January 30, 2014

"The U.S. has become the preferred target for criminal hackers"

If you were one of the 40 million Target customers whose credit or debit card  may have been hacked just before Christmas, Target Offers Free Experian Credit Monitoring for One Year.    Head over to creditmonitoring.target.com

Target has revealed that a sales assistant's stolen credentials helped cyber criminals pull off a massive theft of customer data during the Christmas shopping season last year.

Around 40 million credit and debit card details and 70 million other private records were stolen by hackers accessing the US retailers' payment system using an unidentified vendor's details.
The disclosure of how the criminals were able to pull off the crime comes as U.S. Attorney General Eric Holder confirmed that the Department of Justice was investigating the massive hacking at Target.
On January 23 it was reported that the FBI also warned U.S. retailers to prepare for more cyber attacks after discovering about 20 hacking cases over the past year that involved the same kind of malicious software used against Target during the holiday shopping season

Target Tried Antitheft Cards  Years Ago Retailer Halted Rollout of Chip-Based Payment System

Chip-based credit cards—in which a smart chip in the card works with special readers installed at stores—are widely used in Europe and Canada, making it more difficult for thieves to profit from the sort of massive data breach that hit Target over the holidays.

Target CEO Gregg Steinhafel is calling on retailers and banks to adopt chip-based credit-card technology to better protect shoppers. But a decade ago, Target pulled the plug on a $40 million, three-year program that did just that. Paul Ziobro reports. Photo: Getty Images.  But the technology has yet to be embraced in the U.S., and as a result, the U.S. has become the preferred target for criminal hackers.
"A lot of the fraud has migrated from international markets to the U.S. because the U.S. is the weakest link," said Rick Oglesby, a senior analyst at Aite Group LLC, a Boston consulting firm that specializes in the payments industry.
Of the 5.6 billion credit and debit cards in circulation in the U.S., only an estimated 15 million to 20 million are chip cards--issued mainly to people who travel overseas frequently.

Magnetic stripes have been used on plastic since the 1970s. Hackers find it increasingly easy to copy the data on them because the information in the magnetic stripe doesn't change, and criminals can easily produce fake cards, because the technology is readily available.

Chip cards, on the other hand, take the cardholder information and turn it into a unique code for each transaction. They also often require additional authentication, such a personal identification number, or PIN. Payment and security experts say the technology wouldn't have prevented the attack at Target, but it would have made it more difficult for thieves to counterfeit the cards and make fraudulent purchases.

Adoption of the cards in Britain has helped reduce fraud from counterfeit cards by 70% from 2007 to 2012, according to the U.K. Card Association. By contrast, breaches have more than doubled since 2007 at U.S. retailers, affecting more than 5,000 records, according to a survey by the Ponemon Institute, a Traverse City, Mich., research firm.
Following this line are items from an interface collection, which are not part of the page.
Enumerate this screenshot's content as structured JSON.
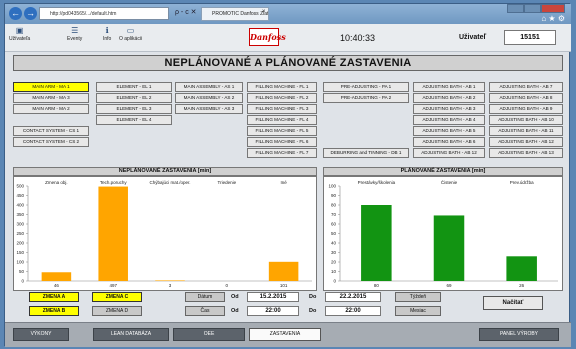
{
  "browser": {
    "url": "http://pd043565/.../default.htm",
    "tab_title": "PROMOTIC Danfoss Zlate",
    "addr_icons": "ρ - c ✕",
    "top_icons": "⌂ ★ ⚙"
  },
  "toolbar": {
    "items": [
      {
        "label": "Užívateľa",
        "icon": "user-icon"
      },
      {
        "label": "Eventy",
        "icon": "events-icon"
      },
      {
        "label": "Info",
        "icon": "info-icon"
      },
      {
        "label": "O aplikácii",
        "icon": "about-icon"
      }
    ],
    "logo": "Danfoss",
    "clock": "10:40:33",
    "user_label": "Uživateľ",
    "user_value": "15151"
  },
  "page_title": "NEPLÁNOVANÉ A PLÁNOVANÉ ZASTAVENIA",
  "machines": {
    "col1": [
      "MAIN ARM - MA 1",
      "MAIN ARM - MA 3",
      "MAIN ARM - MA 2",
      "",
      "CONTACT SYSTEM - CS 1",
      "CONTACT SYSTEM - CS 2"
    ],
    "col2": [
      "ELEMENT - EL 1",
      "ELEMENT - EL 2",
      "ELEMENT - EL 3",
      "ELEMENT - EL 4"
    ],
    "col3": [
      "MAIN ASSEMBLY - AS 1",
      "MAIN ASSEMBLY - AS 2",
      "MAIN ASSEMBLY - AS 3"
    ],
    "col4": [
      "FILLING MACHINE - FL 1",
      "FILLING MACHINE - FL 2",
      "FILLING MACHINE - FL 3",
      "FILLING MACHINE - FL 4",
      "FILLING MACHINE - FL 5",
      "FILLING MACHINE - FL 6",
      "FILLING MACHINE - FL 7"
    ],
    "col5": [
      "PRE-ADJUSTING - PA 1",
      "PRE-ADJUSTING - PA 2",
      "",
      "",
      "",
      "",
      "DEBURRING and TINNING - DB 1"
    ],
    "col6": [
      "ADJUSTING BATH - AB 1",
      "ADJUSTING BATH - AB 2",
      "ADJUSTING BATH - AB 3",
      "ADJUSTING BATH - AB 4",
      "ADJUSTING BATH - AB 5",
      "ADJUSTING BATH - AB 6",
      "ADJUSTING BATH - AB 12"
    ],
    "col7": [
      "ADJUSTING BATH - AB 7",
      "ADJUSTING BATH - AB 8",
      "ADJUSTING BATH - AB 9",
      "ADJUSTING BATH - AB 10",
      "ADJUSTING BATH - AB 11",
      "ADJUSTING BATH - AB 12",
      "ADJUSTING BATH - AB 13"
    ],
    "selected": "MAIN ARM - MA 1"
  },
  "chart_data": [
    {
      "type": "bar",
      "title": "NEPLÁNOVANÉ ZASTAVENIA [min]",
      "categories": [
        "Zmena obj.",
        "Tech.poruchy",
        "Chýbajúci mat./oper.",
        "Triedenie",
        "Iné"
      ],
      "values": [
        46,
        497,
        3,
        0,
        101
      ],
      "value_labels": [
        "46",
        "497",
        "3",
        "0",
        "101"
      ],
      "color": "#ffa500",
      "ylim": [
        0,
        500
      ],
      "yticks": [
        0,
        50,
        100,
        150,
        200,
        250,
        300,
        350,
        400,
        450,
        500
      ],
      "grid": false
    },
    {
      "type": "bar",
      "title": "PLÁNOVANÉ ZASTAVENIA [min]",
      "categories": [
        "Prestávky/školenia",
        "Čistenie",
        "Prev.údržba"
      ],
      "values": [
        80,
        69,
        26
      ],
      "value_labels": [
        "80",
        "69",
        "26"
      ],
      "color": "#129412",
      "ylim": [
        0,
        100
      ],
      "yticks": [
        0,
        10,
        20,
        30,
        40,
        50,
        60,
        70,
        80,
        90,
        100
      ],
      "grid": false
    }
  ],
  "filters": {
    "shifts": [
      "ZMENA A",
      "ZMENA C",
      "ZMENA B",
      "ZMENA D"
    ],
    "datum_label": "Dátum",
    "cas_label": "Čas",
    "od": "Od",
    "do": "Do",
    "date_from": "15.2.2015",
    "date_to": "22.2.2015",
    "time_from": "22:00",
    "time_to": "22:00",
    "week": "Týždeň",
    "month": "Mesiac",
    "load": "Načítať"
  },
  "footer": {
    "nav": [
      "VÝKONY",
      "LEAN DATABÁZA",
      "OEE",
      "ZASTAVENIA",
      "PANEL VÝROBY"
    ],
    "active": "ZASTAVENIA"
  }
}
A typical large issuer will spend about $1.30 to buy a chip card, compared with 10 cents for a traditional magnetic-stripe card, according to Aite Group. But if the chip cards were used in the U.S., fraud losses could be halved, Aite Group estimates. U.S. merchants and banks had 2012 losses of $11.3 billion due to credit-card fraud, or 5 cents on every $100 spent, according to the Nilson Report, a payment-industry newsletter based in Carpinteria, Calif.

The economics of credit card security.  Who bears the cost of more secure, chip-based credit cards?  The government made it harder for companies to recoup costs of added card security .

Moreover, even if investments in card security are recoverable, they are capped under the Durbin Amendment at one cent per transaction under 12 CFR 235.4(a). Indeed, I argued some time ago that one unintended consequence of the Durbin Amendment became effective that it would likely discourage investments in card security and other features (such as processing speed) by making it more difficult for issuers to recoup those costs.

Security Expert Hacks Obamacare Website In 4 Minutes; Accesses 70,000 Records with nothing more than a standard browser. “You can literally just open up your browser, go to this, and extract all this information without actually having to hack the website itself,” he said.  Mr. Kennedy testified before Congress Thursday that HealthCare.gov was “100 percent” insecure, Washington Free Beacon reported.

Posted by Jill Fallon at January 30, 2014 10:46 PM | Permalink